For example (feel free to use this code!), the function for calculating a sphere’s volume could be:

def calc_sphere(r):
    return (4.0/3.0) * math.pi * math.pow(r,3)

Create a function for calculating a sphere’s surface area, and do the same for the other three shape types.

Next, we will add some user interactivity. Prompt the user to enter a shape. Time to use those fancy conditional statements! Based on the shape, prompt the user to enter the parameters required to calculate that shape’s surface area and volume. You can now call your volume and surface area functions for that shape and print the results.

An example of the program now:

What shape is the container? (sphere, rect, cone, cylinder): sphere
Radius (m): 9.2
Volume: 3261.76066698
Surface area: 1063.6176088

Step 2: Put this in a loop

Since our program should accept more than a single shape, let’s put the code from Step 1 (except the function definitions – these should always be SEPARATE from your main code!) in a while loop! One possible approach is to place it in an infinite loop. This means the condition that is checked before executing the code inside the loop is ALWAYS true.

Now, your program should be repeatedly performing prompting for a container shape, parameters, and printing the results.

Since we want to keep track of the cumulative volume and surface area for all containers added of each shape, think about how you would do this (hint: it requires a new variable for each!) and make that change.

An example of the program now:

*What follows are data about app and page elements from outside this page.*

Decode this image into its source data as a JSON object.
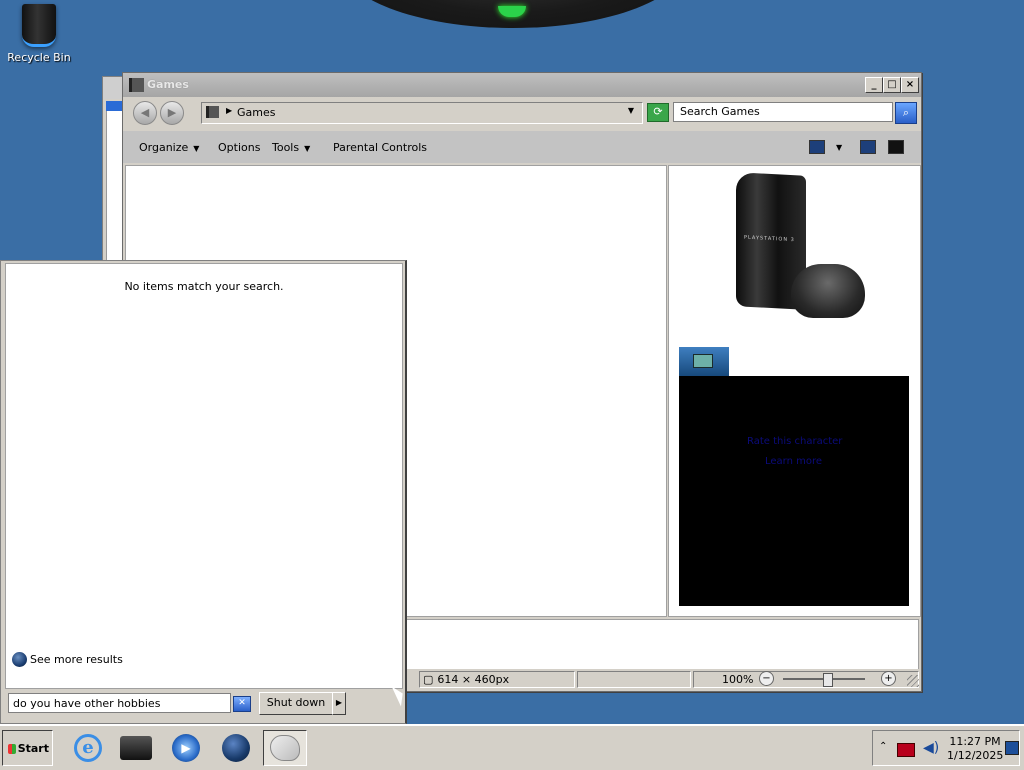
{
  "desktop": {
    "recycle_bin_label": "Recycle Bin"
  },
  "window": {
    "title": "Games",
    "address_path": "Games",
    "search_placeholder": "Search Games",
    "toolbar": {
      "organize": "Organize",
      "options": "Options",
      "tools": "Tools",
      "parental_controls": "Parental Controls"
    },
    "preview": {
      "console_logo": "PLAYSTATION 3",
      "panel_line1": "Rate this character",
      "panel_line2": "Learn more"
    },
    "status": {
      "dimensions": "614 × 460px",
      "zoom": "100%"
    }
  },
  "start_menu": {
    "no_items": "No items match your search.",
    "see_more": "See more results",
    "search_value": "do you have other hobbies",
    "shutdown": "Shut down"
  },
  "taskbar": {
    "start_label": "Start",
    "apps": [
      {
        "name": "internet-explorer",
        "icon": "ie-icon"
      },
      {
        "name": "ps3-game",
        "icon": "ps3-icon"
      },
      {
        "name": "media-player",
        "icon": "media-player-icon"
      },
      {
        "name": "globe",
        "icon": "globe-icon"
      },
      {
        "name": "paint",
        "icon": "paint-icon",
        "active": true
      }
    ],
    "clock_time": "11:27 PM",
    "clock_date": "1/12/2025"
  },
  "colors": {
    "desktop": "#3a6ea5",
    "accent_green": "#2bd24a"
  }
}
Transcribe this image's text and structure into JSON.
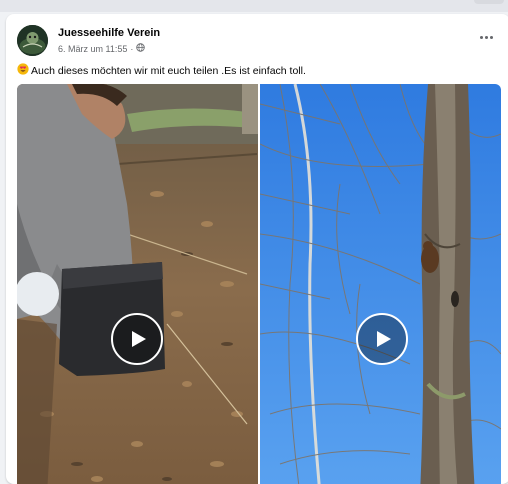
{
  "post": {
    "author": "Juesseehilfe Verein",
    "date": "6. März um 11:55",
    "separator": "·",
    "audience_icon": "globe-icon",
    "text": "Auch dieses möchten wir mit euch teilen .Es ist einfach toll.",
    "emoji_icon": "heart-eyes-emoji-icon",
    "more_icon": "more-options-icon"
  },
  "media": {
    "videos": [
      {
        "name": "video-leaves-box",
        "play_icon": "play-icon"
      },
      {
        "name": "video-tree-squirrel",
        "play_icon": "play-icon"
      }
    ]
  },
  "colors": {
    "text_primary": "#050505",
    "text_secondary": "#65676b",
    "sky": "#3f8ae6",
    "card_bg": "#ffffff",
    "page_bg": "#f0f2f5"
  }
}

What shape is the container? (sphere, rect, cone, cylinder): sphere
Radius (m): 1.3
Cumulative volume of spheres: 9.20277207992
Cumulative surface area of sphere: 21.2371663383
What shape is the container? (sphere, rect, cone, cylinder): sphere
Radius (m): 1.3
Cumulative volume of spheres: 18.4055441598
Cumulative surface area of sphere: 42.4743326765
What shape is the container? (sphere, rect, cone, cylinder): rect
Length (m): 9.5
Width (m): 1.5
Height (m): 5.6778
Cumulative volume of rectangular prisms: 80.90865
Cumulative surface area of rectangular prisms: 153.4116
What shape is the container? (sphere, rect, cone, cylinder):

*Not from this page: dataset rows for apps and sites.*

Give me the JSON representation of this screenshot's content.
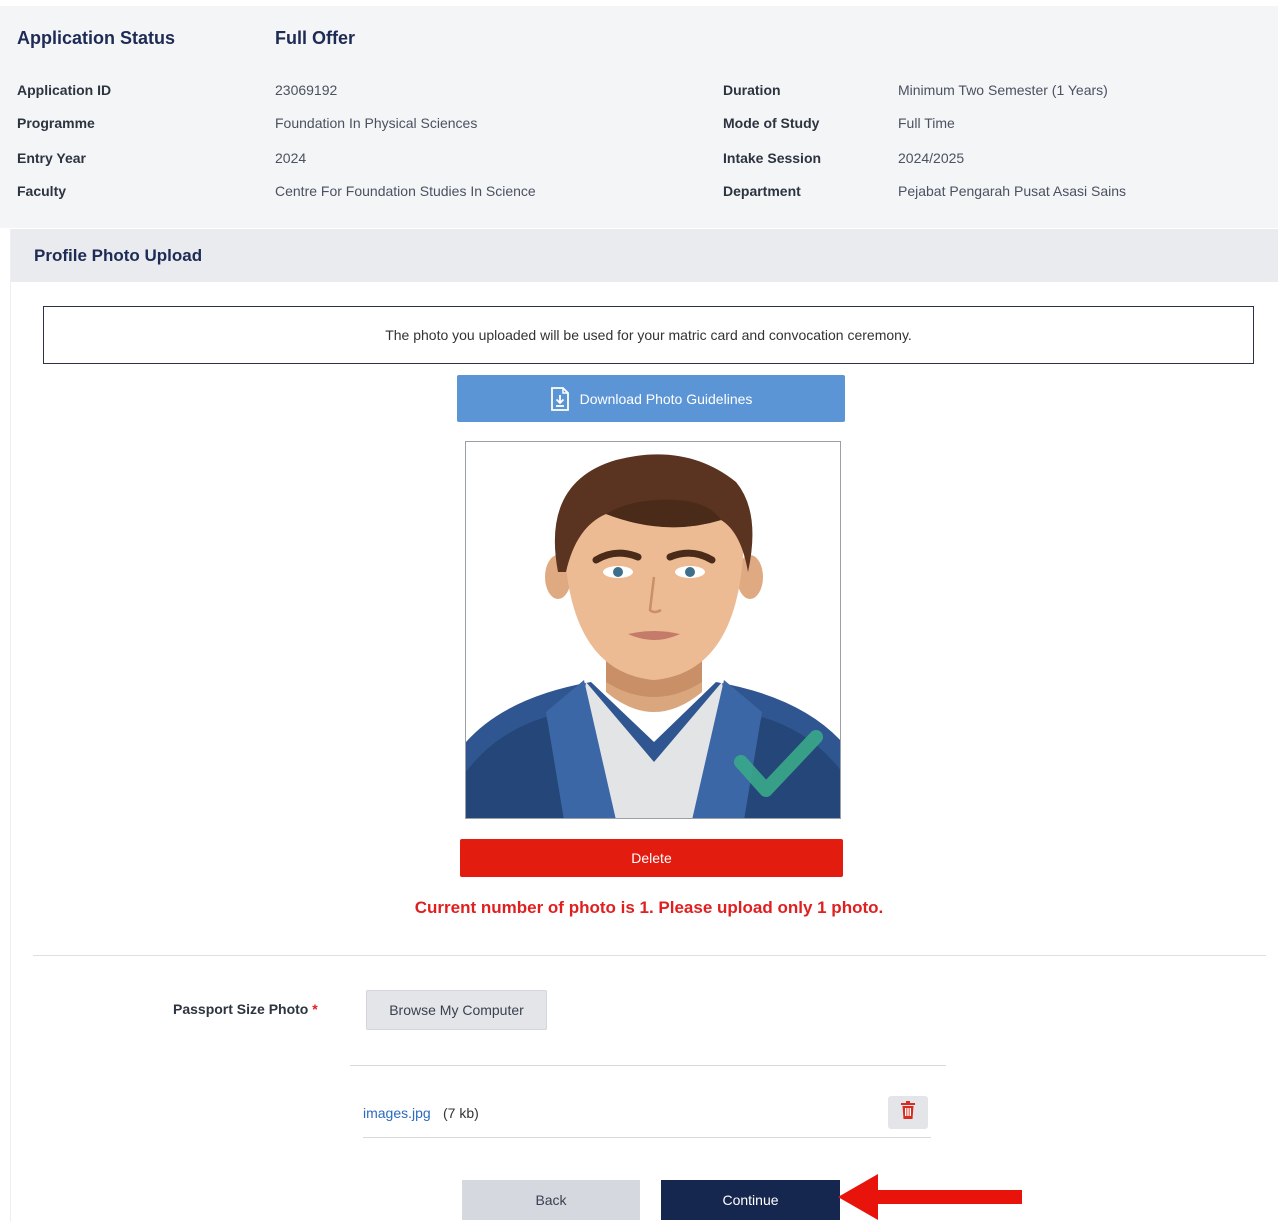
{
  "application": {
    "status_label": "Application Status",
    "status_value": "Full Offer",
    "left_fields": [
      {
        "label": "Application ID",
        "value": "23069192"
      },
      {
        "label": "Programme",
        "value": "Foundation In Physical Sciences"
      },
      {
        "label": "Entry Year",
        "value": "2024"
      },
      {
        "label": "Faculty",
        "value": "Centre For Foundation Studies In Science"
      }
    ],
    "right_fields": [
      {
        "label": "Duration",
        "value": "Minimum Two Semester (1 Years)"
      },
      {
        "label": "Mode of Study",
        "value": "Full Time"
      },
      {
        "label": "Intake Session",
        "value": "2024/2025"
      },
      {
        "label": "Department",
        "value": "Pejabat Pengarah Pusat Asasi Sains"
      }
    ]
  },
  "upload": {
    "title": "Profile Photo Upload",
    "notice": "The photo you uploaded will be used for your matric card and convocation ceremony.",
    "download_label": "Download Photo Guidelines",
    "delete_label": "Delete",
    "warning": "Current number of photo is 1. Please upload only 1 photo.",
    "field_label": "Passport Size Photo",
    "required_mark": "*",
    "browse_label": "Browse My Computer",
    "file": {
      "name": "images.jpg",
      "size": "(7 kb)"
    }
  },
  "actions": {
    "back_label": "Back",
    "continue_label": "Continue"
  },
  "icons": {
    "download": "file-download-icon",
    "trash": "trash-icon",
    "arrow": "arrow-left-icon"
  },
  "colors": {
    "primary_navy": "#16274f",
    "download_blue": "#5b95d6",
    "danger_red": "#e21c0e",
    "warning_red": "#e02020",
    "arrow_red": "#e8140c"
  }
}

Notice how the loop just keeps going! Make sure to stop your program using the stop button; if you leave it going, it'll start eating up your RAM and you'll notice some serious slow-down in your computer's performance:

Step 3: Add the overall menu

We want this program to do more than just continuously add shapes. Add a user prompt to ask for a command. The user prompt has to be 'What would you like to do? (add, printV, printSA, printNum, quit): '

Based on the command, we want to take different actions. See them below:

  • Command 'add' should ask for a shape, then the appropriate parameters, and add the resulting volume and surface area to a cumulative variable and increment the count. (exactly what we were doing in step 2, but for a SINGLE shape (shouldn’t continuously be asking for new shapes)
  • Command 'quit' should display the message 'Goodbye!' and end the loop, thus terminating the program. Think about how to exit out of a loop.
  • Command 'printV' should display the message 'Total volumes (m^3): ' and then the cumulative volumes for all four shape types.
  • Command 'printSA' should display the message 'Total surface areas (m^2): ' and then the cumulative surface area of all four shape types.
  • Command 'printNum' should display the message 'Object counts: ' and then the counts of all four shape types (the count is the number of shapes of that type that were added).

Add the functionality for each command.

Now, add a welcome message to the program, 'Welcome to the container inventory program!'.

Congratulations! Your program should now be complete. Look at the Example Usage section and test your program with the exact inputs shown. Your console output should look exactly like it. Try other cases and make sure your program works as expected.

Submitting your files

As usual, you'll be handing in your lab work via the course Learn@UW dropboxes. Navigate to our 301 course page, and click the Dropbox link in the top navigation bar. You should see a dropbox for Program 2 - this is where you should hand in your inventory.py file. (If you worked in a pair, only one person will need to hand in the code - but make sure both names are in the file.)

Note that the dropbox will close at 12 noon on 11 February, so be sure to submit your files before then.